Myanmar’s military is increasingly turning to air strikes with deadly results to try to crush stiff armed resistance, two years after it seized power and plunged the country into a prolonged civil war, a human rights monitoring group said on Tuesday.
The military is heavily reliant on fighter jets and helicopter gunships supplied by its allies, Russia and China, according to the non-governmental organisation Myanmar Witness and other experts.
The group’s compilation of 135 “air war incidents” from July to mid-December says the number of air strikes has been on an upward trend since September.
“As the Myanmar military struggles to exert control over areas of resistance, air strikes have become a key part of their offensive,” its report says.
The military “is putting the population of Myanmar in a precarious position, destroying homes, schools and places of worship – sites which should be safe for civilians.”
According to a January statement by the National Unity Government, an underground group that calls itself the country’s legitimate government and serves as an umbrella organisation for opponents of military rule, 460 civilians, mostly children, have lost their lives in air strikes.
Myanmar’s army has defended its actions as intended to fight what it calls terrorist activities and legitimate military targets.
The army ousted the elected government of Aung San Suu Kyi on February 1 2021, and was immediately met with widespread public protests that security forces suppressed with lethal force.
The futility of non-violent protest drove opponents to armed resistance, which UN experts and others have characterised as civil war.
According to the independent Assistance Association for Political Prisoners, a watchdog group that tracks killings and arrests, 2,901 civilians have been killed by the authorities since the army takeover.
The actual death toll is likely to be much higher since the group cannot easily verify casualties in remote areas and combat zones.
The army has long contended with ethnic minority rebel groups in frontier areas fighting for greater autonomy but now finds its forces stretched thin as it also battles pre-democracy guerrillas in Myanmar’s heartland.
In many cases, ethnic rebels have teamed up with pro-democracy guerrillas in the loosely organised armed wing of the National Unity Government.
They have effectively denied the military government control of large swathes of the country, undermining its claims to legitimacy.

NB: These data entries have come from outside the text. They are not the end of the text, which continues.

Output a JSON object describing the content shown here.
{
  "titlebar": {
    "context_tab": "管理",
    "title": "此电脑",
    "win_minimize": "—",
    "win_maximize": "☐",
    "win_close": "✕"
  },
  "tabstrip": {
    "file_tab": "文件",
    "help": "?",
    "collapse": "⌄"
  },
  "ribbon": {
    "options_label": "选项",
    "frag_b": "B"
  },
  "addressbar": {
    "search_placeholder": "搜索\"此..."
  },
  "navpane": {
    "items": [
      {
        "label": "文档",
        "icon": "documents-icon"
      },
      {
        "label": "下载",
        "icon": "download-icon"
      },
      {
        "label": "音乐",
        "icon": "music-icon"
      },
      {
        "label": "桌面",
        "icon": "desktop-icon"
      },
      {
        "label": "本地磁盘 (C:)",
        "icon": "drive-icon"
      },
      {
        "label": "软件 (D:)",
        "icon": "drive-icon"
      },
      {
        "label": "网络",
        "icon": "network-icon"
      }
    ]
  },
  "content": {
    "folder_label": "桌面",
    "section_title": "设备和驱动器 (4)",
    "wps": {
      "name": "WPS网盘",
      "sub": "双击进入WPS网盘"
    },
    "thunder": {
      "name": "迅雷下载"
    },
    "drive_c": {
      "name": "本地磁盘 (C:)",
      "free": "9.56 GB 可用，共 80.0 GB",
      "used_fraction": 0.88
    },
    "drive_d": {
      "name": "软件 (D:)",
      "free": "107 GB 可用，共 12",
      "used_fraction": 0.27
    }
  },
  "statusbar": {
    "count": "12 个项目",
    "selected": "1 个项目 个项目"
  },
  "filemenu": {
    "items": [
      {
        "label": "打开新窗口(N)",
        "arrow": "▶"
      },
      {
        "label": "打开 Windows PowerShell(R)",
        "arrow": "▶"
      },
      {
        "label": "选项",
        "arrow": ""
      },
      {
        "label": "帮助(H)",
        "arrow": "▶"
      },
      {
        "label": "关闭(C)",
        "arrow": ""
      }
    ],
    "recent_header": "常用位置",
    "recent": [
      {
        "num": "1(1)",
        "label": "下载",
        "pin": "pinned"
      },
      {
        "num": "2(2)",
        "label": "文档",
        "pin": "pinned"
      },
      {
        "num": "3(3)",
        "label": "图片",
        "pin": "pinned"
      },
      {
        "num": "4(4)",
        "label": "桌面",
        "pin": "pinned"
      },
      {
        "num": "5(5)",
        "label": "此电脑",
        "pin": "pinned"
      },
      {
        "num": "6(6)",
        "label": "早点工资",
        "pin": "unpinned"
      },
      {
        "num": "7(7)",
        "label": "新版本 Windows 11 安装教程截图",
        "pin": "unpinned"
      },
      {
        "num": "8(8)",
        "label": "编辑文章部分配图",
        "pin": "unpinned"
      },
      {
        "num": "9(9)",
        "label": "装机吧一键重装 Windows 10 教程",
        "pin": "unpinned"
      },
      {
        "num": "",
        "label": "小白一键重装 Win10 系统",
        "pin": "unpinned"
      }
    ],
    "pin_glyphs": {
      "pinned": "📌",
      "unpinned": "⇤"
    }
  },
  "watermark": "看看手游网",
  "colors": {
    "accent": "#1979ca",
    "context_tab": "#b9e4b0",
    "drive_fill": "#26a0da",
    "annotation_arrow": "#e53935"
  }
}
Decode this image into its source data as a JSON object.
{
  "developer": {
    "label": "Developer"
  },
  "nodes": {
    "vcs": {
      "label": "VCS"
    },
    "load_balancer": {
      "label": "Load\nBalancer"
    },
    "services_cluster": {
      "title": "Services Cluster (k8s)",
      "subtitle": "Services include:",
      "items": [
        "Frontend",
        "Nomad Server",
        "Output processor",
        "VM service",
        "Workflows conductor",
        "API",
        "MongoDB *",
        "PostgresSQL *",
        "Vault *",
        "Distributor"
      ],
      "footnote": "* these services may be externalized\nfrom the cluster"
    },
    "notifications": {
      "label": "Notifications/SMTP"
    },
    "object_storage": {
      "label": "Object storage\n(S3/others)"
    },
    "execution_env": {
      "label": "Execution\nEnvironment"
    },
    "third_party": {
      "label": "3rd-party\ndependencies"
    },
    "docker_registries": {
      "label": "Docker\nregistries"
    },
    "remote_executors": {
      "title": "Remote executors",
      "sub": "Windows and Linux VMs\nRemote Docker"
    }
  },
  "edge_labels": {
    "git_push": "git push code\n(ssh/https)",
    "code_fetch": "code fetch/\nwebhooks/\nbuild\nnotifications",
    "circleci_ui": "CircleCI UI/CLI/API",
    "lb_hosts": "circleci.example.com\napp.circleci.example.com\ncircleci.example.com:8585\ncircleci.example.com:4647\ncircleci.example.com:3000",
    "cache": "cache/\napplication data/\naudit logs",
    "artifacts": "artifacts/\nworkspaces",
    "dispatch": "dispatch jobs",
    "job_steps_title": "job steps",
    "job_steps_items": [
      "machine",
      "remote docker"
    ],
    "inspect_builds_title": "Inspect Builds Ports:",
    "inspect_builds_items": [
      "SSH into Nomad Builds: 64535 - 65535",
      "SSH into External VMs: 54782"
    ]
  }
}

But they lack the resources to deliver a knockout punch on the battlefield.
Although the military is demoralised and has been losing control over many parts of the country, its increasing use of air power is a major challenge for the resistance, Christina Fink, a professor of international affairs at George Washington University, said at a January 19 online seminar organised by the Stimson Centre think tank in Washington DC.
The military has an air force capability they did not have 20 years ago, she said.
“They have been able to purchase planes from both Russia and China. They’ve been able to get the training in Russia, for instance, and are now using those to great effect.”
Members of the Free Burma Rangers, a humanitarian relief organisation that offers hands-on medical assistance to ethnic minority villagers in Myanmar’s border regions, were among the rare outside witnesses who were able to see the effects of an air strike when a Myanmar jet fighter dropped two bombs on the village of Lay Wah in northern Karen state on January 12.
They observed its bombing run from a distance and rushed to the village to offer assistance.
“The bombs destroyed two churches and the school as well as other structures,” the Rangers said in an account circulated to their supporters.
The victims included a three-year-old girl and her mother, a Catholic deacon, another pastor, and a villager who was helping at the church.
David Eubank, a former member of US Army Special Forces and founder of the Free Burma Rangers, told The Associated Press in a text message last week that, since the 2021 takeover, Myanmar’s military “has come with a speed and a force we have never seen in our 30 years of humanitarian relief work here”.
“We witnessed the first air strikes right after the coup d’etat in Karen state in villages around us, killing and maiming civilians – many of the women and children we treated in our clinic,” he said.
Then, last year, he saw almost daily air strikes by Yak-130 and MiG-29 as well as K-8 jet fighters that bombed, strafed and rocketed villages and clinics.
“I saw first-hand 10 people who were killed in different bombing events and came up on other areas where many more were killed before we arrived,” he said.
“We also saw Hind attack helicopters in February. Almost every day shooting rockets, and machine gun into villages.”
The opponents of military rule have virtually no access to sophisticated weapons to combat air attacks. Their supporters are urging an embargo on the sale of aviation fuel to Myanmar to stop the air attacks.
The European Union has imposed an arms embargo on Myanmar as well as a ban on equipment that can be used for internal repression or for monitoring communications.
The US bars any commercial transactions with Myanmar’s military and its major cronies and agents.
Amnesty International Secretary-General Agnes Callamard said in November: “These air strikes have devastated families, terrorised civilians, killed and maimed victims. But if the planes can’t fuel up, they can’t fly out and wreak havoc.
“Today we are calling on suppliers, shipping agents, vessel owners and maritime insurers to withdraw from a supply chain that is benefiting the Myanmar air force.”